(Page and application data records)
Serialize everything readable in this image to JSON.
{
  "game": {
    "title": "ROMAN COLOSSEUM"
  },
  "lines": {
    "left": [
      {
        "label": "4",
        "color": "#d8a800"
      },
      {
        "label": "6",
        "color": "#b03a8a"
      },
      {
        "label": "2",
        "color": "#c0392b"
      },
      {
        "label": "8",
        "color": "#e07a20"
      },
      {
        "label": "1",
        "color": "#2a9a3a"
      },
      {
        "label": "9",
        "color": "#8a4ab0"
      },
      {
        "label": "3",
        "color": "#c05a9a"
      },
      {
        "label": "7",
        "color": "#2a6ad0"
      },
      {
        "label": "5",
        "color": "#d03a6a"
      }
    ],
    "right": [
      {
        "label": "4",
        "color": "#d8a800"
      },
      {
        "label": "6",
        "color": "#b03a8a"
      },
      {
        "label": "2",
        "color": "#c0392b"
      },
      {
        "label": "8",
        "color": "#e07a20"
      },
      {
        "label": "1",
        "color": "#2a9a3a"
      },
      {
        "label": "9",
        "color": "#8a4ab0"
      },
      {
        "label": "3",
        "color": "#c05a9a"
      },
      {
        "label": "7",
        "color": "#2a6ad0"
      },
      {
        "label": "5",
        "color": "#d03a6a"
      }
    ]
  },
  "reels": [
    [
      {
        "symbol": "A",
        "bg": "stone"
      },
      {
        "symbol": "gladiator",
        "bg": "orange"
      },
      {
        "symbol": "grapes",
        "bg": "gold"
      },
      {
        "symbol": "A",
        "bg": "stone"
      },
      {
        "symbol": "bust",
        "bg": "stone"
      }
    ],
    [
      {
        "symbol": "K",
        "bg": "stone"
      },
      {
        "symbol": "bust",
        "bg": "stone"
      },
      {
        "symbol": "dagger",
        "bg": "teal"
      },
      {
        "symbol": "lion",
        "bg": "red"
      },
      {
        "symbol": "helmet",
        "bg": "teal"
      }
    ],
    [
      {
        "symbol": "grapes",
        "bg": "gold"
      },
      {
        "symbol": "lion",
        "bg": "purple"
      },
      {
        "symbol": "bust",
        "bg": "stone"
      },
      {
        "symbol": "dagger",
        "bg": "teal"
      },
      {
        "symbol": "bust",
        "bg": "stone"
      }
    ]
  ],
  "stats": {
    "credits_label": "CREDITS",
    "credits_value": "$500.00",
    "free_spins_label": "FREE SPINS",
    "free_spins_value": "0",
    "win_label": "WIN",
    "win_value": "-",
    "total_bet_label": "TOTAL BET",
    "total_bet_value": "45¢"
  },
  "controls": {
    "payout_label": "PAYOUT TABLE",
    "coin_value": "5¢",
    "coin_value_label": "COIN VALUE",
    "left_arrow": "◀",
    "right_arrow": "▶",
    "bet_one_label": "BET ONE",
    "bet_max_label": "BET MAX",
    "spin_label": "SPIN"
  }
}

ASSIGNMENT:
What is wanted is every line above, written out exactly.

SOLVED EXERCISE:
Serialize everything readable in this image to JSON.
{
  "game": {
    "title": "ROMAN COLOSSEUM"
  },
  "lines": {
    "left": [
      {
        "label": "4",
        "color": "#d8a800"
      },
      {
        "label": "6",
        "color": "#b03a8a"
      },
      {
        "label": "2",
        "color": "#c0392b"
      },
      {
        "label": "8",
        "color": "#e07a20"
      },
      {
        "label": "1",
        "color": "#2a9a3a"
      },
      {
        "label": "9",
        "color": "#8a4ab0"
      },
      {
        "label": "3",
        "color": "#c05a9a"
      },
      {
        "label": "7",
        "color": "#2a6ad0"
      },
      {
        "label": "5",
        "color": "#d03a6a"
      }
    ],
    "right": [
      {
        "label": "4",
        "color": "#d8a800"
      },
      {
        "label": "6",
        "color": "#b03a8a"
      },
      {
        "label": "2",
        "color": "#c0392b"
      },
      {
        "label": "8",
        "color": "#e07a20"
      },
      {
        "label": "1",
        "color": "#2a9a3a"
      },
      {
        "label": "9",
        "color": "#8a4ab0"
      },
      {
        "label": "3",
        "color": "#c05a9a"
      },
      {
        "label": "7",
        "color": "#2a6ad0"
      },
      {
        "label": "5",
        "color": "#d03a6a"
      }
    ]
  },
  "reels": [
    [
      {
        "symbol": "A",
        "bg": "stone"
      },
      {
        "symbol": "gladiator",
        "bg": "orange"
      },
      {
        "symbol": "grapes",
        "bg": "gold"
      },
      {
        "symbol": "A",
        "bg": "stone"
      },
      {
        "symbol": "bust",
        "bg": "stone"
      }
    ],
    [
      {
        "symbol": "K",
        "bg": "stone"
      },
      {
        "symbol": "bust",
        "bg": "stone"
      },
      {
        "symbol": "dagger",
        "bg": "teal"
      },
      {
        "symbol": "lion",
        "bg": "red"
      },
      {
        "symbol": "helmet",
        "bg": "teal"
      }
    ],
    [
      {
        "symbol": "grapes",
        "bg": "gold"
      },
      {
        "symbol": "lion",
        "bg": "purple"
      },
      {
        "symbol": "bust",
        "bg": "stone"
      },
      {
        "symbol": "dagger",
        "bg": "teal"
      },
      {
        "symbol": "bust",
        "bg": "stone"
      }
    ]
  ],
  "stats": {
    "credits_label": "CREDITS",
    "credits_value": "$500.00",
    "free_spins_label": "FREE SPINS",
    "free_spins_value": "0",
    "win_label": "WIN",
    "win_value": "-",
    "total_bet_label": "TOTAL BET",
    "total_bet_value": "45¢"
  },
  "controls": {
    "payout_label": "PAYOUT TABLE",
    "coin_value": "5¢",
    "coin_value_label": "COIN VALUE",
    "left_arrow": "◀",
    "right_arrow": "▶",
    "bet_one_label": "BET ONE",
    "bet_max_label": "BET MAX",
    "spin_label": "SPIN"
  }
}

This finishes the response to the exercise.